From July 20-23, hundreds of thousands will flock to Ann Arbor for the 58th annual Street Art Fair. After 57 years, the Fair has expanded into four concurrent events — The Ann Arbor Street Art Fair (The Original), Ann Arbor State Street Art Fair, Ann Arbor Summer Art Fair and Ann Arbor South University Art Fair — all located around Central Campus and downtown. It’s one of the busiest and most energetic weekends in the city, even rivaling football Saturdays in terms of crowd size.

The Art Fair celebrates the intricate relationship between artists and their audience. In a phone interview with the Daily, Bloomfield Hills-based artist Lisa Farris described her fondness for outdoor art fairs.

“It feels more accessible in a way that galleries don't," Farris said. I think a lot of people come to an art fair for the fun of it, and they end up buying pieces that they like and want to have in their home. And these same people may never feel comfortable going to a gallery."

“An art fair isn’t intimidating. You’re actually talking to an artist, there are other activities, there’s food… it’s like a big party,” she said. “To get the actual work done, I spend so much time just isolated. So to finally come out and have your work out there and have people react to it is really invigorating.”

Farris, a graduate of the University of Michigan, earned a dual degree in Fine Arts and Honors English and speaks fondly of her experience in the Stamps School of Art and Design: “The professors were amazing. The school itself, like the student body, was so supportive of each other’s work — it was a great four years.”

Although her education was focused in printmaking, she now primarily works with clay. Her work at this year’s Fair consists of a variety of sculptures, many of which are meant to decorate a garden. Farris notes the competitive selection process for the artists. “There has to be something about your work that is unusual because you’re competing against so many other artists. There has to be a reason why they picked this ceramic artist over the (many) others that have applied,” she explained.

Considering the fierce competition, the Art Fair features work created by some of the most talented artists across the country. Over 1,000 artists attend with their booths lining the city’s streets.

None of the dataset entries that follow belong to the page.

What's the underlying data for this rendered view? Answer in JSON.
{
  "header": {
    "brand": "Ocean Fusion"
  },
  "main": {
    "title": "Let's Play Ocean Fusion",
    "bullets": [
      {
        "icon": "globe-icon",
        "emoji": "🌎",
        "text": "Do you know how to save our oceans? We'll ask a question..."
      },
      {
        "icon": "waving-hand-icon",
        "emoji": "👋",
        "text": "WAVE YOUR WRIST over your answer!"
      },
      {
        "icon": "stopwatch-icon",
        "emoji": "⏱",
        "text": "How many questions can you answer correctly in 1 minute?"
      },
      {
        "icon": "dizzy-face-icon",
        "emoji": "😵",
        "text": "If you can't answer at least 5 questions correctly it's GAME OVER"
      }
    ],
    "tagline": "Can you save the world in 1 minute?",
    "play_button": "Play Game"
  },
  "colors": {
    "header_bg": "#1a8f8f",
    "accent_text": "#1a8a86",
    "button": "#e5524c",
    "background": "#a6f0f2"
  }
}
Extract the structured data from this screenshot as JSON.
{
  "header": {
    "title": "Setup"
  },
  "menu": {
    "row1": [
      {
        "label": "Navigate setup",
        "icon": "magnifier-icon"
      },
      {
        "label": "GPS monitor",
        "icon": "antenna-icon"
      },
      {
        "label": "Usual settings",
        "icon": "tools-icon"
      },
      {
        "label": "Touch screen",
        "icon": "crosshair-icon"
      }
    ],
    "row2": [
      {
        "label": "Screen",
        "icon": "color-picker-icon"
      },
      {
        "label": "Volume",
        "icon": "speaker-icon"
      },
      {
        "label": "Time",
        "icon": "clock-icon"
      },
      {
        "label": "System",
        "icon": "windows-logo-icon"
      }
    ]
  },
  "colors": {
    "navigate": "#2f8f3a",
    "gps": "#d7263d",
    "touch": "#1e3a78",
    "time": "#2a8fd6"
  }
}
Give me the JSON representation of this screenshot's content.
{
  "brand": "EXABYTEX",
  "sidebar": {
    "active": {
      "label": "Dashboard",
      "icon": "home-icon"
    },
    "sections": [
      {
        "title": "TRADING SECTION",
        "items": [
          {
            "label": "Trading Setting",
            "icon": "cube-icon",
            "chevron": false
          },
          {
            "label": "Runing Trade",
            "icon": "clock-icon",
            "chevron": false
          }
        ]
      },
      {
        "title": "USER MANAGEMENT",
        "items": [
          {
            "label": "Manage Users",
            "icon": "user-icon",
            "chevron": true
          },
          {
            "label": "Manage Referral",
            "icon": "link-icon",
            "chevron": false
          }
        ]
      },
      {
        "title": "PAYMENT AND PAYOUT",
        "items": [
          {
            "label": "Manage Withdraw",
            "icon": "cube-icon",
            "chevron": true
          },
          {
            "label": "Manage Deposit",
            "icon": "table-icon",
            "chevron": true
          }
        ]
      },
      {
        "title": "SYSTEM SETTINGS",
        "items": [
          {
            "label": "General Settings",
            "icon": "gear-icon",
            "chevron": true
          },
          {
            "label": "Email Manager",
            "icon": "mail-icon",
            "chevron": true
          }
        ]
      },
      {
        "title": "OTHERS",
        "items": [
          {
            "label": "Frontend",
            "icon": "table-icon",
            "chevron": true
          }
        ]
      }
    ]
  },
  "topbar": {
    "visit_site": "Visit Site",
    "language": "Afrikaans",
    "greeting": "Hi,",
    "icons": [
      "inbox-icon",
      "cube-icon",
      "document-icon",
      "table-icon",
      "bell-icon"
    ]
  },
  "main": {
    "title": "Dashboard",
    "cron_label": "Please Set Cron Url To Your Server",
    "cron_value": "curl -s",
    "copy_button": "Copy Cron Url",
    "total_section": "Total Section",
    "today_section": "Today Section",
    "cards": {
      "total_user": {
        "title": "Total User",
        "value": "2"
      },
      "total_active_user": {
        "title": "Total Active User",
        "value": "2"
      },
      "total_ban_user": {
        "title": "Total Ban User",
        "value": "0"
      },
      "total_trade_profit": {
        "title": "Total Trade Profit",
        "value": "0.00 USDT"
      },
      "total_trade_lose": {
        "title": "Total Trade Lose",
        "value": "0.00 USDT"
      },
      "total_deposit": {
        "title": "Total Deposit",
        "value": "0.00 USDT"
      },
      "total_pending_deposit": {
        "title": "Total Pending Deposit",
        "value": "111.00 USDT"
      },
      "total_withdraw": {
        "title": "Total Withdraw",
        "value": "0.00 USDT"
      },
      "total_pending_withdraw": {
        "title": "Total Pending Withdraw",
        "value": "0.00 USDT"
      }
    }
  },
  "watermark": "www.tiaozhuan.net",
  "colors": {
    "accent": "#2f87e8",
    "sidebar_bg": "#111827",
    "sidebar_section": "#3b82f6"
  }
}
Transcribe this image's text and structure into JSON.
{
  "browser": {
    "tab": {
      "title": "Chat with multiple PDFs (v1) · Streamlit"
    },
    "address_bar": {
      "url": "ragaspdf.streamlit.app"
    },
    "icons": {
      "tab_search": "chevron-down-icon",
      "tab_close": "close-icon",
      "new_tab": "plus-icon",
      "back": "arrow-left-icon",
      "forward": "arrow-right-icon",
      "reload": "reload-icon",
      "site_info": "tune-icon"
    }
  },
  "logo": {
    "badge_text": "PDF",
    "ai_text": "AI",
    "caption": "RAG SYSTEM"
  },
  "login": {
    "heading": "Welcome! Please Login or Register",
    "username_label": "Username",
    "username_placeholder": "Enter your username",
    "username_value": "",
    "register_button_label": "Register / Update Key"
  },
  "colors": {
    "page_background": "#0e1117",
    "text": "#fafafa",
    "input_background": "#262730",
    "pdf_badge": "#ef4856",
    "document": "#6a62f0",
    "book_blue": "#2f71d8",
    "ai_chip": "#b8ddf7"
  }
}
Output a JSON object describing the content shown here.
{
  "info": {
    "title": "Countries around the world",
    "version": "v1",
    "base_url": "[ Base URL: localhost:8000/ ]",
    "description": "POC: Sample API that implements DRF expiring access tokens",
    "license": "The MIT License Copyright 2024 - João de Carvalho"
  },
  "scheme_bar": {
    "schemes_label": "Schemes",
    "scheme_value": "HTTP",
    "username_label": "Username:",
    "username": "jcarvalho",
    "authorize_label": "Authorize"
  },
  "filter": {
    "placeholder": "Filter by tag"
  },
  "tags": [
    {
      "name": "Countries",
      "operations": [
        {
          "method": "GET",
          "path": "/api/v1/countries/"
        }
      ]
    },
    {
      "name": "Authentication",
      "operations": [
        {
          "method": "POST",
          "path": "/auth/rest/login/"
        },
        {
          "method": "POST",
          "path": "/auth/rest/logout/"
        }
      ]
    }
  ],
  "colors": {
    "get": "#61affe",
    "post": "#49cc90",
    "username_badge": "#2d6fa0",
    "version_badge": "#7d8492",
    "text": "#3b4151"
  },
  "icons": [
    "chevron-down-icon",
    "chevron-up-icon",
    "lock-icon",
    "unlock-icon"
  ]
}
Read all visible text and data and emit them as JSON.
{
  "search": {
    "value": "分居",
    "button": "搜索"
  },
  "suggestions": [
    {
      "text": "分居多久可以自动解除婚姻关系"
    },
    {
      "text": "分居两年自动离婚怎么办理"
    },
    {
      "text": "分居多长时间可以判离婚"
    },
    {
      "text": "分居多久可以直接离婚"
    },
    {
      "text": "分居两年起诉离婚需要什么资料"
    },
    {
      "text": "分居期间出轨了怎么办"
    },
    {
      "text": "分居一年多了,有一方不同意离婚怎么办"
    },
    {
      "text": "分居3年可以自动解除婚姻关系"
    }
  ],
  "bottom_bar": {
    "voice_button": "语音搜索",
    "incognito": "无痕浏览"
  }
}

The abundance of entertainment encourages many to return to the Fair every year; LSA junior Anna DeVeaux has attended the festival with her family for 15 consecutive years and wishes to continue her streak.

“It’s really fun to just walk around because of all the different things going on — all of the community comes together,” DeVeaux said. “It’s just a really cool vibe to be around. And there’s great street food.”

DeVeaux points out the dynamic atmosphere during the Art Fair. “All of the streets are completely packed and there’s so much energy because everyone is going in between booths… it’s really bustling and everyone’s super interested in everything they’re going past.”

Although the Fair can be a hindrance to local residents — streets close and traffic becomes nightmarish — the city puts on the Townie Street Party to thank locals for their patience and cooperation during the busy weekend. Still, the Fair’s lack of parking has become a joke in and of itself. “We have this poster in our family room that just has pictures of all the no parking signs from the Ann Arbor Art Fair. It’s a funny joke to us,” DeVeaux said.

Nevertheless, she believes scarce parking and large crowds shouldn’t stop anyone from attending, explaining that “there’s really something for everyone,” making it one of the most exciting events in Metro Detroit all year.